Note 4 - the purple wire is for fan low speed. I have never (on purpose anyway) set the fan to low speed, if you want to wire in a separate switch for fan low, knock yerself out ;-) I assume for fan low you apply +12V to this wire and remove +12V from white/black wire on connector P2-7, but that's just an educated guess.
Note 5 - this is not a mistake! Y1 and Y2 are NOT called in the electric heat mode. For electric heat, all the heat pump control board wants to see is +12V on the white/black wire in connector P2-8. This is the reason why you have to set up the Si as two stage cool and two stage heat and not as a heat pump! Then heat stage 1 will be the two compressors operating (and the reversing valve) like in a heat pump but heat stage two is GAS heat. No, you won't be able to manually select gas heat from the Si user interface, just a minor drawback.
Time for my favorite part - the pictures!
First off, let's remove this albatross
Dissecting and testing the Coleman-Mach thermostat
Above is how I wired up my Ecobee but the wire colors are the solid conductor thermostat wire I bought and soldered to the stranded Coleman-Mach thermostat wiring
Just to reinforce the charts, etc - here's my actual back plate wiring
Pull up the floor (or whatever) to pull some wiring slack if necessary
Getting started on the wiring
I made a mess but I cleaned it up :)
If you want to wire in an LED to the freeze switch, here's a few pictures that show what I did
Update Sept 5, 2016: The freeze switch LED idea never worked, the freeze switch never
dropped 12V to the LED. Either I don't understand the functionality of the freeze switch
or that particular switch never froze (and it might not be a mechanical switch, could be

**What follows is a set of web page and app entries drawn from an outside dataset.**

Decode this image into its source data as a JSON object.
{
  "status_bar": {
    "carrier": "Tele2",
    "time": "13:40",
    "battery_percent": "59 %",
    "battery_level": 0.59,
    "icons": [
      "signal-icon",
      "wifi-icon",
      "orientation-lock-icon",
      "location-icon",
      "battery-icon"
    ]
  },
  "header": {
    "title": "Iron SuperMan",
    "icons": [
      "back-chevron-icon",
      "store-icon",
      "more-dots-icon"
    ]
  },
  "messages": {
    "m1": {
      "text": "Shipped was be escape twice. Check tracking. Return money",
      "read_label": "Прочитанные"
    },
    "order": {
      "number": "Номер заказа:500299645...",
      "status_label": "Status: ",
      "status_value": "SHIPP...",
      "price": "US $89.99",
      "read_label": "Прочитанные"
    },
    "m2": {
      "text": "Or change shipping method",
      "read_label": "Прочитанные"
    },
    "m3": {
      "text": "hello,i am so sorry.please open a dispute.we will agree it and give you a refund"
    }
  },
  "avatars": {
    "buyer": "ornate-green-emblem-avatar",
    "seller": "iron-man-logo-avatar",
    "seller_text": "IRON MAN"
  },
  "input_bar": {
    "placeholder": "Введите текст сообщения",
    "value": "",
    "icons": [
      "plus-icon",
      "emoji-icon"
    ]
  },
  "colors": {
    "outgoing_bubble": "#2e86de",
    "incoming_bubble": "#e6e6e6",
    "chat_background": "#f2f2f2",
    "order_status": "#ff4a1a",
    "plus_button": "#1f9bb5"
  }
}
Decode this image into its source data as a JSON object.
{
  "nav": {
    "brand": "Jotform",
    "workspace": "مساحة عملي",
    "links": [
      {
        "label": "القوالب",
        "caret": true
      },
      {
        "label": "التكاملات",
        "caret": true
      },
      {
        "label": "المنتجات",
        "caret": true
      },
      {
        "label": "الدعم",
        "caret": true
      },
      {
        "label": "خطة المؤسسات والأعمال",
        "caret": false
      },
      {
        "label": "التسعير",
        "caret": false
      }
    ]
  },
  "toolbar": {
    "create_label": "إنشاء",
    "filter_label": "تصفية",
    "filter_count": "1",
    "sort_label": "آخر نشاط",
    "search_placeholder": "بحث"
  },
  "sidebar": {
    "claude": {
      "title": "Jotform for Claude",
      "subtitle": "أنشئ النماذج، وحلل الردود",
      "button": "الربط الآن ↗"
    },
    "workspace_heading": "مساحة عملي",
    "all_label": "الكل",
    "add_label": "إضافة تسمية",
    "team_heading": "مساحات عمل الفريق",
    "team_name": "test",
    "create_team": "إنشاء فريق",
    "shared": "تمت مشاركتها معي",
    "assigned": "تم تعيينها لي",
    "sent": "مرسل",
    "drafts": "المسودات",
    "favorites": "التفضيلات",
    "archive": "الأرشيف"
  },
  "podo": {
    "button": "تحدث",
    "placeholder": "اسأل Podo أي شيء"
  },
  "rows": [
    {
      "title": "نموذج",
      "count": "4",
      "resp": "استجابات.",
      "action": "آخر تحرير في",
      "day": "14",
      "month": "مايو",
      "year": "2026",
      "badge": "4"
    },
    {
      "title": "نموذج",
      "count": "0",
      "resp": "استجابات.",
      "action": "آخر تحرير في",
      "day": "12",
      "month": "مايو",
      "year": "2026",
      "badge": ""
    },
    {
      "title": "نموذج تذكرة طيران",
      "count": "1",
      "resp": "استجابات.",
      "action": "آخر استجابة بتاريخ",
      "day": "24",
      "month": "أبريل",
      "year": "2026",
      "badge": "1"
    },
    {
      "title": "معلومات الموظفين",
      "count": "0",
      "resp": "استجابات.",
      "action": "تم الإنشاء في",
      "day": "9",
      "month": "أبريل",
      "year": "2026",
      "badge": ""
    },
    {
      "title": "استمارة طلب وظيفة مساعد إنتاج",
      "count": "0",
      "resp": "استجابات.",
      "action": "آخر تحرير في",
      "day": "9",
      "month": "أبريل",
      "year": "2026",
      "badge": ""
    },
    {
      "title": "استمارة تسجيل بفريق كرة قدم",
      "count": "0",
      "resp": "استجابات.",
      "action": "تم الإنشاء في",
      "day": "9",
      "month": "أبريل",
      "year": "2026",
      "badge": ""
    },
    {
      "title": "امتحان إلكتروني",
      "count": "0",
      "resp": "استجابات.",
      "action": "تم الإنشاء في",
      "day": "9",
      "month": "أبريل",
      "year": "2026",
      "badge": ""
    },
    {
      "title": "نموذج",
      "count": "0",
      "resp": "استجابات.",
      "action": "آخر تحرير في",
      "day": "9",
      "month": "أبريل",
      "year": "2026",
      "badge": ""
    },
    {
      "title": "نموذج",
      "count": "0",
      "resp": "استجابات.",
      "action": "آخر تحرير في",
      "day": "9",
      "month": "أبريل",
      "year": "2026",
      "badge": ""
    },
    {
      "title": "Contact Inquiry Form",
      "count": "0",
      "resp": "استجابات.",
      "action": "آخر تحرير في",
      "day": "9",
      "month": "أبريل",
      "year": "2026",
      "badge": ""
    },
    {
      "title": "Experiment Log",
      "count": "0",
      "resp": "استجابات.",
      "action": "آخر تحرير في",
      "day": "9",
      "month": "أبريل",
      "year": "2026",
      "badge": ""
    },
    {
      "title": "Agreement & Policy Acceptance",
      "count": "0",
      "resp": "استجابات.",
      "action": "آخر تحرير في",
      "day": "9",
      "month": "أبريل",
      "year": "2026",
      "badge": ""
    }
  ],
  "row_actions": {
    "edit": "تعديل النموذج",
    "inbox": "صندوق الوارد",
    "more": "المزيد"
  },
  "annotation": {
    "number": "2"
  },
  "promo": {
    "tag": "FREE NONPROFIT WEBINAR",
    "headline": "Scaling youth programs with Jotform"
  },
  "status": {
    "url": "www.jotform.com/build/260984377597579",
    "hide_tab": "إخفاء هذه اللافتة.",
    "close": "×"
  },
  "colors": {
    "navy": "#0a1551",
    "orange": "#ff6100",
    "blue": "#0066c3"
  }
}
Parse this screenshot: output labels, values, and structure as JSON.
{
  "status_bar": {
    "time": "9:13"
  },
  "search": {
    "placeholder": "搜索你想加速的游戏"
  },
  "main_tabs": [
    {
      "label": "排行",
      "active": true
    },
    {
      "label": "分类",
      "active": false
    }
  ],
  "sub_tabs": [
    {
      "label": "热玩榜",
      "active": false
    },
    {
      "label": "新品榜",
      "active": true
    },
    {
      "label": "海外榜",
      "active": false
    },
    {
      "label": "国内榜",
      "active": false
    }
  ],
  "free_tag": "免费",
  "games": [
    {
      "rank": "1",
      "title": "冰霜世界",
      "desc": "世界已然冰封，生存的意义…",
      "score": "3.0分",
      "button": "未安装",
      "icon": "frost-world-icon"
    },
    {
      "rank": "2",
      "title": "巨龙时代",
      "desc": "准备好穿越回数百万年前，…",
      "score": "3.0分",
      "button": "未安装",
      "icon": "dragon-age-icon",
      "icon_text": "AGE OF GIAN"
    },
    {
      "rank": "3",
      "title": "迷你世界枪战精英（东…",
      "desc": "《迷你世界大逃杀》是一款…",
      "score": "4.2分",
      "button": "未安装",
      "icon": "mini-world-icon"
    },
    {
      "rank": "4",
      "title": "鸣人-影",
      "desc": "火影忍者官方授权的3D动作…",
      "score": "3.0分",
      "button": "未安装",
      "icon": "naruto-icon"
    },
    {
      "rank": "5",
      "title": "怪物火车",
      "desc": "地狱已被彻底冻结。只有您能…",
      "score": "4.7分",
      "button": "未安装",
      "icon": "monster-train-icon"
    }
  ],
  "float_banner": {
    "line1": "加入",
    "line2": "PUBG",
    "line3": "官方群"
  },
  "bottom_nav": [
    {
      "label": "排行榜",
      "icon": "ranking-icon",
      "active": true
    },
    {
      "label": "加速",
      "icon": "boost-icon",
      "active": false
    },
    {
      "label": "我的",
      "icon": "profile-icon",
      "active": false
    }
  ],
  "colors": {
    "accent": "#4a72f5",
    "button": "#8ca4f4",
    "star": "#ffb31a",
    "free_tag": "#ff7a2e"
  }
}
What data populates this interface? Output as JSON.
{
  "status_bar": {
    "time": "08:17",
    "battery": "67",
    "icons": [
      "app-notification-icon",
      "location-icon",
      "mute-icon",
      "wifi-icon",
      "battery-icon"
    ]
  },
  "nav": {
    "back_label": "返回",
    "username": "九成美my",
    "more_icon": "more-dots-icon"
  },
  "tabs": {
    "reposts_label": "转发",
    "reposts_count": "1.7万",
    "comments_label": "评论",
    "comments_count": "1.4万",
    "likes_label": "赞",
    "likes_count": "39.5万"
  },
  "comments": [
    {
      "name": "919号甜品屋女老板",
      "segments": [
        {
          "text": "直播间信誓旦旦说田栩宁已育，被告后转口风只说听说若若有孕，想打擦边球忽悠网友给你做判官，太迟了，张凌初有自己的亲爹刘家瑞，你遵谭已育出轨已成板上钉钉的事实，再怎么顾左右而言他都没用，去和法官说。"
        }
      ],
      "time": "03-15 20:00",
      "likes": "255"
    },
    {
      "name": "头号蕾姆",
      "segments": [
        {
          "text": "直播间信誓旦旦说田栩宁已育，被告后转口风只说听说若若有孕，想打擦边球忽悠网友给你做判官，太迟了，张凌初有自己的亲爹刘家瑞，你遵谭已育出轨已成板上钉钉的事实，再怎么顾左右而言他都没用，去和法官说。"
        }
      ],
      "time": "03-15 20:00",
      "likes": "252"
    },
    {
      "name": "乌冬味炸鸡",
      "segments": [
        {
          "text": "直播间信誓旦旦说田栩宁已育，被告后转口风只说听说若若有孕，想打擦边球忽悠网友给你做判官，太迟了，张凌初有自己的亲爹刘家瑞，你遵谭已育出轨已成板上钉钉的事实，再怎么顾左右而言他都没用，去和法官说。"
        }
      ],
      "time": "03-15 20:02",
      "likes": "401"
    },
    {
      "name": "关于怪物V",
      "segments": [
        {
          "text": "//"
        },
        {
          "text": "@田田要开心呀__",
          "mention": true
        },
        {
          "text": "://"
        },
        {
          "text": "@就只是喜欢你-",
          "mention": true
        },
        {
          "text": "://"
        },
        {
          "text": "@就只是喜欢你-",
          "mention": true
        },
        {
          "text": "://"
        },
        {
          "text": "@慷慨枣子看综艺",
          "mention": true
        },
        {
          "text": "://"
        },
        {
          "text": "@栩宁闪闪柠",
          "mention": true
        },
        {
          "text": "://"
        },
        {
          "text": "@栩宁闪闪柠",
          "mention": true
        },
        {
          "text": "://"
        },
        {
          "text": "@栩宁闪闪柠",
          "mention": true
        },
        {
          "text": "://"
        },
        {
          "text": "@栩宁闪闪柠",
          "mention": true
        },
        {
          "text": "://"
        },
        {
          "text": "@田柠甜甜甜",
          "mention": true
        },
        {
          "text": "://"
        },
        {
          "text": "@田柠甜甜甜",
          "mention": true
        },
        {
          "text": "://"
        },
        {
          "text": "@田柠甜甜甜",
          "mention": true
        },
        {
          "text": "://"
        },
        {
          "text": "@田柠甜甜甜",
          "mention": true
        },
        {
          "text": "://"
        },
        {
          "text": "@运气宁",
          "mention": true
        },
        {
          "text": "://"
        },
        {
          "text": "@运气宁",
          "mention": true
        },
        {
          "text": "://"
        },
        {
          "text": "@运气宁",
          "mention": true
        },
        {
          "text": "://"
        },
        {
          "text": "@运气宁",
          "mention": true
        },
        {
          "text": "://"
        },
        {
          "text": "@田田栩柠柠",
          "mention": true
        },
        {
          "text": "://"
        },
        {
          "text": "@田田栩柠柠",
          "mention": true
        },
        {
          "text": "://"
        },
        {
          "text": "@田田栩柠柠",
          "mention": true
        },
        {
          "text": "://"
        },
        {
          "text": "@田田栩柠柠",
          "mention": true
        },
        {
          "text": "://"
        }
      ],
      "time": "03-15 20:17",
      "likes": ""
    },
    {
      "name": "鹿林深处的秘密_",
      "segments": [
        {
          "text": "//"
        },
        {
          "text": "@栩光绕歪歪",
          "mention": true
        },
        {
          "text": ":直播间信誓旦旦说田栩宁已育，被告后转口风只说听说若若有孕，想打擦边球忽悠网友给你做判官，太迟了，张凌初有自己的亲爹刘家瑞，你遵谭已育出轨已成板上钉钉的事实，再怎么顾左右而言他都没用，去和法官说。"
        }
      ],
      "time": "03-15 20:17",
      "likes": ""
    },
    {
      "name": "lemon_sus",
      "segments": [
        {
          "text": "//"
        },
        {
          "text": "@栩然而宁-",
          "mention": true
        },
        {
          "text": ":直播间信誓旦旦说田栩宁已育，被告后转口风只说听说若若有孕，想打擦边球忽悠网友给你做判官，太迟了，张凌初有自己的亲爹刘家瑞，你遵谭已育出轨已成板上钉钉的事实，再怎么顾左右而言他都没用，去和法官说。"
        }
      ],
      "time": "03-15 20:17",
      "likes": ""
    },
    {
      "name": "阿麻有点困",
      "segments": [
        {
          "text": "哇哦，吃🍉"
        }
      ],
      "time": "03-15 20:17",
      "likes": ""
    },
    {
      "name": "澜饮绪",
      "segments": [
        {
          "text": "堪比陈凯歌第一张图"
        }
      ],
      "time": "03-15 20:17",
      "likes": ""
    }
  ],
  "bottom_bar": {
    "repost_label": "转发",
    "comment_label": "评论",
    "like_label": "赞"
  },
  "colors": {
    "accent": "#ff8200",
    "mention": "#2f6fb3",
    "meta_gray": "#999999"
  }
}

Addendum December 2016! Some (myself included) have a problem when second stage heat is called (this would be the gas furnace) which causes the ecobee to reboot. I've suspected all along that the furnace was pulling the +12V source for the ecobee down so much the ecobee didn't have enough voltage to operate. The first solution I tried was a large value electroylitic capacitor (across red/+12V and blue/ground) which to my great surprise didn't solve the issue. So back to my earlier plan to pick up a better source of +12V for the ecobee.
In the following two pictures I'll show you a good source of +12V to pickup and run over to the ecobee, add the extra wire from the new +12V source directly to the existing red wire on the back of the ecobee. You can tie in to either RC or RH on the back of the thermostat - whichever is easier.
Note in the picture that I'm pointing to is the rear of the voltmeter where you can read the house or chassis battery bank voltages.
^^Reference the above picture^^ The other side of the small black wire (top left of the connector) is the +12V source I'm pointing to. The small black wire goes to the rear of the voltmeter as I've shown in the other picture.
And the finished install! Now let's set up the Ecobee Si Smart!